WORK ITEM:
From the records below, give the number of lines that include the word "title". Add no other words.
=======
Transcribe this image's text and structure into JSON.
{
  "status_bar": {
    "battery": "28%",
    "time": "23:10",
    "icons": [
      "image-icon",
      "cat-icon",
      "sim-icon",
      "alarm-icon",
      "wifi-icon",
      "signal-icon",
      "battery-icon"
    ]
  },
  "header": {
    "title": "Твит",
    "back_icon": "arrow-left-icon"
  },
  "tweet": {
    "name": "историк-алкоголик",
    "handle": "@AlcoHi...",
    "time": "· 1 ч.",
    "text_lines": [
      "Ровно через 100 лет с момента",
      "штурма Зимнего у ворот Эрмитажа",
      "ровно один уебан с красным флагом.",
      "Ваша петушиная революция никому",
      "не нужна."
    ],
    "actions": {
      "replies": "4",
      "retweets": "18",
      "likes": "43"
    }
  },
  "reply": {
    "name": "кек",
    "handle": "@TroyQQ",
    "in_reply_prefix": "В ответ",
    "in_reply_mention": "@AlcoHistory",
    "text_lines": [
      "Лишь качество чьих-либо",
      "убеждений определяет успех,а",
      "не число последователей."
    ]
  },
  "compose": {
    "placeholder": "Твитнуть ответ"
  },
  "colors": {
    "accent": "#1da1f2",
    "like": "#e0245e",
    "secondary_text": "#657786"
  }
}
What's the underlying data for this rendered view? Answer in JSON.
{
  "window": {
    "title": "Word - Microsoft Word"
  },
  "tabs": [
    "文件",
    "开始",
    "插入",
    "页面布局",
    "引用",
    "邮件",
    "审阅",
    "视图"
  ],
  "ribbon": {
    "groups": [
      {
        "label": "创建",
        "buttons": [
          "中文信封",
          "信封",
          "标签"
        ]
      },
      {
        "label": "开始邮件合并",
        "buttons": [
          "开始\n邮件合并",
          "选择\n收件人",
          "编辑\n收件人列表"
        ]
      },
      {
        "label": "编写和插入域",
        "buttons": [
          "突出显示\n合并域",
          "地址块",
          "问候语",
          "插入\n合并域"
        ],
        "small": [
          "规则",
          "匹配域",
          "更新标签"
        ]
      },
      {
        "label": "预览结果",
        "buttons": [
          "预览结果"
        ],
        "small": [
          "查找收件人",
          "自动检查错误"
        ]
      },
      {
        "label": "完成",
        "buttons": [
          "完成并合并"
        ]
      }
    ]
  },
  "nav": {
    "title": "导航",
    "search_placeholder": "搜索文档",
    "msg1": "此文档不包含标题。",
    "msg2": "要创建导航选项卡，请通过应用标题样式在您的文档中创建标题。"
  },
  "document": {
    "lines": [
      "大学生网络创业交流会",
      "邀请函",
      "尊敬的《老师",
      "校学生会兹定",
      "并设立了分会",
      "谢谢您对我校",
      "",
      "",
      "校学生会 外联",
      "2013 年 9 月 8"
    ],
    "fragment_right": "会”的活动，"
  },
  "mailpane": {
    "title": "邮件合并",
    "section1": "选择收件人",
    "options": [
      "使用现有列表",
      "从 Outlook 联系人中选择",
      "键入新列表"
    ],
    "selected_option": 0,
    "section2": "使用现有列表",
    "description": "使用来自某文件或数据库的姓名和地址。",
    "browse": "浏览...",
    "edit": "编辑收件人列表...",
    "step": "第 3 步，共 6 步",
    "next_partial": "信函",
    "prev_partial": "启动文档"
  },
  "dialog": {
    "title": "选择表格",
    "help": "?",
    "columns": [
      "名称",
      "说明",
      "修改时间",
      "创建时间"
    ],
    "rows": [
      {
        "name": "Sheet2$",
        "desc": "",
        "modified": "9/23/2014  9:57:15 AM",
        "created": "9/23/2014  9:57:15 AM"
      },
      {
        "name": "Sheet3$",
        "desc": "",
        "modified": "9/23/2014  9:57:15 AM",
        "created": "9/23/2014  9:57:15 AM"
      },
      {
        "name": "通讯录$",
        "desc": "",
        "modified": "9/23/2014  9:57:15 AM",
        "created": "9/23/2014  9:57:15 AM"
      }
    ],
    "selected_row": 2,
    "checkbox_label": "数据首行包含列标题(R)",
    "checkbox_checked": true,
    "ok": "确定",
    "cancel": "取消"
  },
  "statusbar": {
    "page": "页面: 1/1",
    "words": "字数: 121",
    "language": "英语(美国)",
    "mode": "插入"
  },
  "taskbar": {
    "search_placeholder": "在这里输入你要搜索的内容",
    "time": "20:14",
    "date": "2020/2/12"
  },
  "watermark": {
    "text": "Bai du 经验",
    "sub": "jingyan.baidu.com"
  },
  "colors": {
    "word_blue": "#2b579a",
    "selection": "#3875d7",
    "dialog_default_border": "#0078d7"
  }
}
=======
RESULT FOR THIS TASK:
5